Public Concern, Not Science, Prompts Plastics Ban The federal ban on chemicals in kids' plastic toys isn't necessary, say some government scientists. Despite alarm stemming from animal studies, tests with children show they don't absorb enough of the plastic softeners called phthalates to even approach a health risk.

Public Concern, Not Science, Prompts Plastics Ban

Public Concern, Not Science, Prompts Plastics Ban

  • Download
  • <iframe src="" width="100%" height="290" frameborder="0" scrolling="no" title="NPR embedded audio player">
  • Transcript

Children would have to mouth toys containing the phthalate DINP for at least 75 minutes a day to have even the slightest risk of health problems, a Consumer Product Safety Commission panel concluded after analyzing data about chewing and saliva. hide caption

toggle caption

A new federal ban on chemical compounds used in rubber duckies and other toys isn't necessary, say the government scientists who studied the problem.

The ban, which took effect in February, prohibits making or selling duckies and other children's products that contain chemicals called phthalates, which are used to make plastic soft. Congress passed the ban in 2008 after concluding that the chemicals posed a risk to children who chew on their toys.

The action came despite advice not to enact the ban from scientists at the Consumer Product Safety Commission, which regulates toys.

The commission opposed the ban because "there was not a risk of injury to children," says Dr. Marilyn Wind, deputy associate executive director for health sciences at CPSC.

It reached that conclusion after studying phthalates in toys for more than 25 years and acting several times to make sure children were not exposed to even a slight risk from products that contain the chemicals.

Putting The Study Where The Mouth Is

Wind says that from the beginning, CPSC scientists have focused on products that end up in a child's mouth, including rattles, squeeze toys, teethers and pacifiers. "That's the most exposure," she says, because mouthing and saliva can release phthalates from plastic products.

Back in the 1980s, soft toys made from PVC plastic contained a type of phthalate called DEHP, which has been shown to cause cancer in rodents exposed to high doses.

The commission was concerned enough about DEHP to begin action that would limit kids' exposure to it. Before that happened, though, companies offered to voluntarily remove DEHP from pacifiers, teethers and rattles.

That solved one problem but created another.

Choosing A New Unknown

Instead of using DEHP, companies began softening toys with a phthalate called DINP, which appeared less likely to cause problems in rats and mice.

Then in the late 1990s, Wind says, scientists found evidence that DINP could cause liver problems in rodents.

"We met with industry and made them aware of what we found, and they voluntarily removed DINP from toys that could be mouthed," Wind says.

The commission also convened an expert panel to study DINP. And it began two experiments to figure out how much DINP kids could get from toys they put in their mouths.

The first experiment used volunteers from the commission's staff.

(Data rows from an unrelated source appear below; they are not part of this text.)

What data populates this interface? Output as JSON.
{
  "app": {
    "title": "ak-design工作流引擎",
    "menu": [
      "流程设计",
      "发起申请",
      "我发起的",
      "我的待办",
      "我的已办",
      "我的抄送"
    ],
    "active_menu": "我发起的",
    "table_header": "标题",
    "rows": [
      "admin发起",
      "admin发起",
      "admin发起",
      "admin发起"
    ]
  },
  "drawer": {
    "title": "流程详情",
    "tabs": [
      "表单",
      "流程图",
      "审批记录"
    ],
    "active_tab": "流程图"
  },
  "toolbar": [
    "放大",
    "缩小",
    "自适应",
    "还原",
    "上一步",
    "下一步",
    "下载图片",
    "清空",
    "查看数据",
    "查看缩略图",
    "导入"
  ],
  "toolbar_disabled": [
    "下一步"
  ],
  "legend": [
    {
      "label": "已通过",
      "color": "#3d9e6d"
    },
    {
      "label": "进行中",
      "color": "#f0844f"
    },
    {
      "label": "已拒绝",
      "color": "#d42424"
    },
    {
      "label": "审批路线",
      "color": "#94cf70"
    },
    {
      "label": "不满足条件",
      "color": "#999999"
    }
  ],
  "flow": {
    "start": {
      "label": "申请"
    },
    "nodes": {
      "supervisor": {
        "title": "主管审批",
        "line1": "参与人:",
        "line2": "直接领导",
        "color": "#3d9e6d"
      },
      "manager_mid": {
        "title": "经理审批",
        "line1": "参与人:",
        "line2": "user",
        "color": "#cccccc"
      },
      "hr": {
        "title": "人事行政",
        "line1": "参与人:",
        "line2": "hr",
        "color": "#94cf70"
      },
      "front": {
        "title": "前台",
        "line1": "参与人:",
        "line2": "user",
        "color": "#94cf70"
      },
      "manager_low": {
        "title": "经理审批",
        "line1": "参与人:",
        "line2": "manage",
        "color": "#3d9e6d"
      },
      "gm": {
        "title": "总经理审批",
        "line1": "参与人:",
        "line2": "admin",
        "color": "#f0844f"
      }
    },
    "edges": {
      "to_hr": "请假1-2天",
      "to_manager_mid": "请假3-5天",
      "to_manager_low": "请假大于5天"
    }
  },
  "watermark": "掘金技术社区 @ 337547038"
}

"We gave them DINP-containing piece of PVC to chew on and they then had to spit out their saliva," she says. Scientists measured how much DINP was in the saliva.

The approach was designed to extract more DINP than an infant possibly could from a toy, Wind says.

Do Kids Chew Toys Enough To Be At Risk?

The second experiment, done in 2000 and 2001, sent trained observers into homes and day-care centers. They studied 169 children to find out what they really did with their toys. The experiment did not include pacifiers or teethers, which by that time contained no DINP.

Wind says each observer carried a stopwatch and "every time a child put something in their mouth they recorded it."

Before this study was finished, the CPSC panel concluded, based on the data about chewing and saliva, that children would have to mouth toys containing DINP for at least 75 minutes a day to have even the slightest risk of health problems.

The mouthing experiment showed that even young children kept toys in their mouths less than two minutes a day.

So by 2003, the science was pretty clear, Wind says. "We could not ban DINP because there was not a risk of injury to children."

In testimony before Congress, Wind summarized the research her agency had done on phthalates in children's products and argued against the proposed ban.

An Abundance Of Caution

Scientists from the FDA explained why they, too, had concluded that the ban was not necessary to protect the public.

But lawmakers had other ideas.

Sen. Dianne Feinstein (D-CA) said the ban was needed because phthalates had been "linked to serious reproductive defects."

Rep. Jan Schakowsky (D-IL) talked about "potential harm to testosterone development and the male reproductive tract."

And during hearings, the lawmakers heard from scientists representing groups that want the government to ban all PVC plastics from children's products.

The frightening allegations helped pass the law banning phthalates.

But Wind says she stands by the studies done by government researchers.

"I know that we did really good science," she says. "And sometimes people don't listen to the good science."